Outdoor porch swings are a classic accessory on the front porch of a home. They are a great place to cool off on a hot evening. In the last twenty years porches have made an architectural resurgence. People have rediscovered the benefits of relaxing in the front of their homes in their porch swing getting to know their neighbors. When choosing a swing for your porch, deck, or patio, consider the space that the swing will occupy. Covered porches usually have the capabilities for you to hang a porch swing directly from the support beams. But don’t despair if you don’t have a covered porch. You can find swings that come suspended in their own frames so they can be used on uncovered decks and patios. Another solution to the problem of hanging a swing is to consider a glider instead of a swing. Gliders are like porch swings in that they have a long seat, a backrest and arm rests. The difference is that gliders sit in a frame that lifts them off the ground. They move gently back and forth, back and forth instead of swinging or rocking.

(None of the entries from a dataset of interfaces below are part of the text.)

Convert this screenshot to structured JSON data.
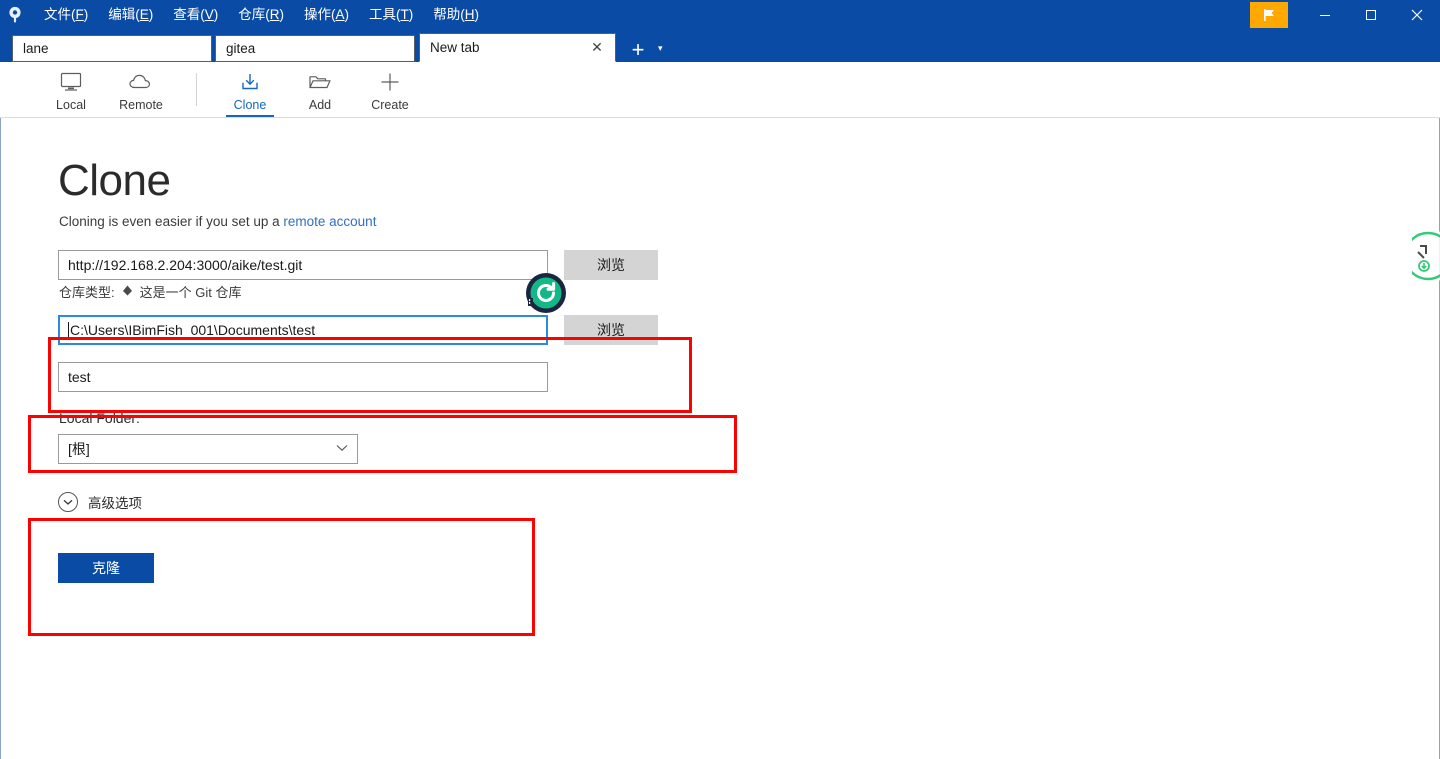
{
  "window": {
    "app_logo_icon": "sourcetree-pin-icon",
    "accent_blue": "#0a4ba5",
    "flag_button_color": "#ffa800",
    "flag_icon": "flag-icon",
    "minimize_icon": "minimize-icon",
    "maximize_icon": "maximize-icon",
    "close_icon": "close-icon"
  },
  "menubar": {
    "items": [
      {
        "text": "文件",
        "acc": "F"
      },
      {
        "text": "编辑",
        "acc": "E"
      },
      {
        "text": "查看",
        "acc": "V"
      },
      {
        "text": "仓库",
        "acc": "R"
      },
      {
        "text": "操作",
        "acc": "A"
      },
      {
        "text": "工具",
        "acc": "T"
      },
      {
        "text": "帮助",
        "acc": "H"
      }
    ]
  },
  "tabs": {
    "items": [
      {
        "label": "lane",
        "active": false
      },
      {
        "label": "gitea",
        "active": false
      },
      {
        "label": "New tab",
        "active": true
      }
    ],
    "close_glyph": "✕",
    "add_glyph": "+",
    "add_menu_glyph": "▾"
  },
  "toolbar": {
    "items": [
      {
        "label": "Local",
        "icon": "monitor-icon",
        "active": false
      },
      {
        "label": "Remote",
        "icon": "cloud-icon",
        "active": false
      },
      {
        "label": "Clone",
        "icon": "download-icon",
        "active": true
      },
      {
        "label": "Add",
        "icon": "folder-icon",
        "active": false
      },
      {
        "label": "Create",
        "icon": "plus-icon",
        "active": false
      }
    ],
    "active_color": "#1566c0"
  },
  "page": {
    "title": "Clone",
    "hint_prefix": "Cloning is even easier if you set up a ",
    "hint_link": "remote account",
    "source_url": {
      "value": "http://192.168.2.204:3000/aike/test.git",
      "browse_label": "浏览"
    },
    "repo_type_label": "仓库类型:",
    "repo_type_value": "这是一个 Git 仓库",
    "repo_type_icon": "git-repo-icon",
    "destination_path": {
      "value": "C:\\Users\\IBimFish_001\\Documents\\test",
      "browse_label": "浏览",
      "focused": true
    },
    "repo_name": {
      "value": "test"
    },
    "local_folder": {
      "label": "Local Folder:",
      "value": "[根]",
      "chevron_icon": "chevron-down-icon"
    },
    "advanced_options": {
      "label": "高级选项",
      "icon": "chevron-down-circle-icon"
    },
    "clone_button_label": "克隆",
    "clone_button_color": "#0a4ba5"
  },
  "annotations": {
    "box_color": "#ff0000",
    "count": 3
  },
  "overlays": {
    "cursor_badge_icon": "green-refresh-badge-icon",
    "edge_badge_icon": "green-download-badge-icon",
    "badge_green": "#12b886",
    "badge_navy": "#1b2540"
  }
}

Although outdoor porch swings can be purchased in a wide range of materials, the most common ones are wood and wicker. Wood is standard for patio swing construction. Cedar porch swings are very popular and available in many styles. You can find outdoor porch swings made from Southern Poplar, Oak, Maple, Cypress and Yellow Pine. Imported tropical woods like Teak, Brazilian Cherry, Shorea and Balau also make excellent porch swings.

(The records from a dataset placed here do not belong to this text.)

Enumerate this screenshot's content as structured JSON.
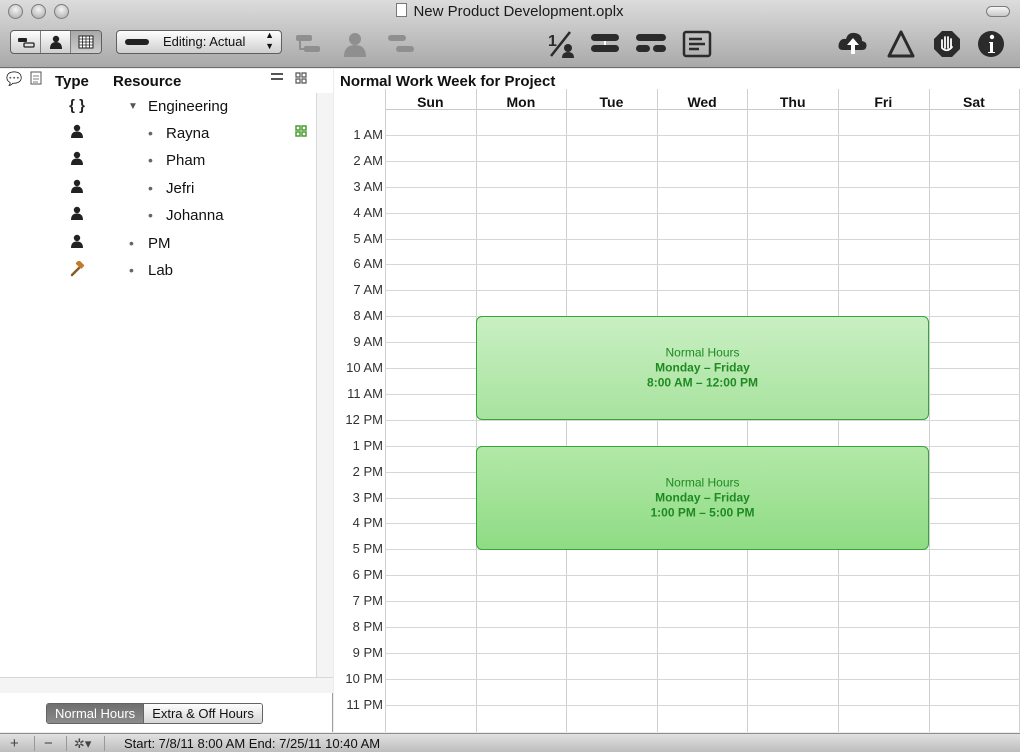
{
  "window": {
    "title": "New Product Development.oplx"
  },
  "toolbar": {
    "view_modes": [
      "task-view-icon",
      "resource-view-icon",
      "calendar-view-icon"
    ],
    "editing_popup_label": "Editing: Actual",
    "tools": [
      "add-task-icon",
      "add-resource-icon",
      "assign-icon",
      "complete-icon",
      "connect-icon",
      "split-icon",
      "report-icon",
      "publish-icon",
      "violations-icon",
      "stop-icon",
      "info-icon"
    ]
  },
  "left_pane": {
    "columns": {
      "type": "Type",
      "resource": "Resource"
    },
    "resources": [
      {
        "name": "Engineering",
        "type": "group",
        "level": 0,
        "expanded": true
      },
      {
        "name": "Rayna",
        "type": "staff",
        "level": 1,
        "leveled": true
      },
      {
        "name": "Pham",
        "type": "staff",
        "level": 1
      },
      {
        "name": "Jefri",
        "type": "staff",
        "level": 1
      },
      {
        "name": "Johanna",
        "type": "staff",
        "level": 1
      },
      {
        "name": "PM",
        "type": "staff",
        "level": 0
      },
      {
        "name": "Lab",
        "type": "equipment",
        "level": 0
      }
    ],
    "tabs": {
      "normal": "Normal Hours",
      "extra": "Extra & Off Hours",
      "selected": "normal"
    }
  },
  "calendar": {
    "title": "Normal Work Week for Project",
    "days": [
      "Sun",
      "Mon",
      "Tue",
      "Wed",
      "Thu",
      "Fri",
      "Sat"
    ],
    "hours": [
      "1 AM",
      "2 AM",
      "3 AM",
      "4 AM",
      "5 AM",
      "6 AM",
      "7 AM",
      "8 AM",
      "9 AM",
      "10 AM",
      "11 AM",
      "12 PM",
      "1 PM",
      "2 PM",
      "3 PM",
      "4 PM",
      "5 PM",
      "6 PM",
      "7 PM",
      "8 PM",
      "9 PM",
      "10 PM",
      "11 PM"
    ],
    "blocks": [
      {
        "title": "Normal Hours",
        "days": "Monday – Friday",
        "time": "8:00 AM – 12:00 PM"
      },
      {
        "title": "Normal Hours",
        "days": "Monday – Friday",
        "time": "1:00 PM – 5:00 PM"
      }
    ],
    "block_color": "#a8e39f"
  },
  "status": {
    "text": "Start: 7/8/11 8:00 AM End: 7/25/11 10:40 AM"
  }
}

Cedar is valued for outdoor furniture because it naturally repels water making it naturally resistant to mildew, fungi and rot. While Cedar can be an expensive initial investment, cedar porch swings do need to be painted, stained, or treated in any way. They are meant to weather in the elements, turning silvery or dark gray over time. A two-seat cedar porch swing might cost about $375.00, while a similar design in Pine, that will need to be painted, stained or treated, might cost about $250.00. Cypress is an American wood that is similarly impervious to weather. Oak porch swings are incredibly strong, and the wood is a light, warm color making it special and unique. Oak, if left to weather though becomes washed out looking.

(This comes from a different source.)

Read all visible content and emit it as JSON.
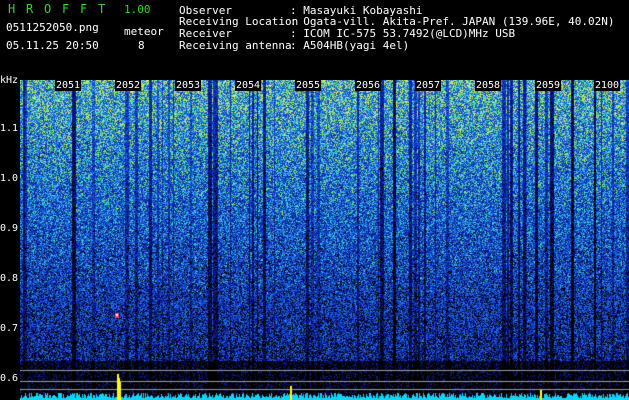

The answer to that is to treat the oak with a non toxic sealant that will help the oak retain its golden color. Less expensive Pine, Oak, or Maple porch swings need to be painted, stained, or treated in some way in order to survive the elements. Teak is the most popular of the imported tropical wood outdoor porch swings. It is more expensive usually than most other woods, but for good reasons. It lasts a lifetime with no painting, staining or treating and is an extremely attractive color, a sort of warm grayish brown. A two-seat porch swing in teak could cost anywhere between $400.00 and $1000.00. Teak is now being grown and harvested using sustainable techniques. I recommend investing in sustainable Teak in order to slow down the cutting of the tropical rainforests. Less expensive alternatives to Teak are Balau, a tropical wood endowed with rich oils and minerals making it resistance to decay and moisture, and Shorea, a strong, dense wood that resists mold, mildew, and rot as well.
Shorea is related to Burma Teak but is said to grow naturally and plentifully in the Pacific Rim countries, making it considerably less expensive than teak. Because shorea contains an abundance of natural oils, it’s dense, heavy, and hard, and it’s highly resistant to rot, bug infestation, wear, and marring. Wicker outdoor porch swings offer a touch of the elegance and style of a previous era. Wicker lends a natural look and feel to your porch, deck, or patio. Wicker furniture helps to add to that feeling of openness and airiness that we crave when we are outdoors. Natural wicker is weather resistant if you invest in good quality wicker. Poor quality wicker will fall apart quickly outdoors. Natural wicker is not very comfortable if left bare, so consider adding a cushion to your wicker porch swing. Resin wicker outdoor porch swings are well known for their exceptionally durable polyethylene construction.